• [The task]:
Give each record below again, without a single difference.

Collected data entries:
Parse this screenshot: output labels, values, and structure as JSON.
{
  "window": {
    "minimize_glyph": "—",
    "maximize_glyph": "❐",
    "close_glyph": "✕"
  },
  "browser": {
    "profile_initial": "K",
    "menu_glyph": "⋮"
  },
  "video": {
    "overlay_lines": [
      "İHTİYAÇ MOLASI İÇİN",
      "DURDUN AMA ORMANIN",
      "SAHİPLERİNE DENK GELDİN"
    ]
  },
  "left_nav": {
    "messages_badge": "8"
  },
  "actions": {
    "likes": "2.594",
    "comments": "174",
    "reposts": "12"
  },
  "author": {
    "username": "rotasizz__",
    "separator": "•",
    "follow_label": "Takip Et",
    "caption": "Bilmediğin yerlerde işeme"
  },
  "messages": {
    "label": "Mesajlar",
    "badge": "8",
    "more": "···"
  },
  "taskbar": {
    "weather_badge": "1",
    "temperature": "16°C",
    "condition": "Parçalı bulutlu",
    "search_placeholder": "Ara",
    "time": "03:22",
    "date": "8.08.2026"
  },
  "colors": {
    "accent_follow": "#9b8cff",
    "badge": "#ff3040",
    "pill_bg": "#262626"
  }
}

• [Written solution]:
Parse this screenshot: output labels, values, and structure as JSON.
{
  "window": {
    "minimize_glyph": "—",
    "maximize_glyph": "❐",
    "close_glyph": "✕"
  },
  "browser": {
    "profile_initial": "K",
    "menu_glyph": "⋮"
  },
  "video": {
    "overlay_lines": [
      "İHTİYAÇ MOLASI İÇİN",
      "DURDUN AMA ORMANIN",
      "SAHİPLERİNE DENK GELDİN"
    ]
  },
  "left_nav": {
    "messages_badge": "8"
  },
  "actions": {
    "likes": "2.594",
    "comments": "174",
    "reposts": "12"
  },
  "author": {
    "username": "rotasizz__",
    "separator": "•",
    "follow_label": "Takip Et",
    "caption": "Bilmediğin yerlerde işeme"
  },
  "messages": {
    "label": "Mesajlar",
    "badge": "8",
    "more": "···"
  },
  "taskbar": {
    "weather_badge": "1",
    "temperature": "16°C",
    "condition": "Parçalı bulutlu",
    "search_placeholder": "Ara",
    "time": "03:22",
    "date": "8.08.2026"
  },
  "colors": {
    "accent_follow": "#9b8cff",
    "badge": "#ff3040",
    "pill_bg": "#262626"
  }
}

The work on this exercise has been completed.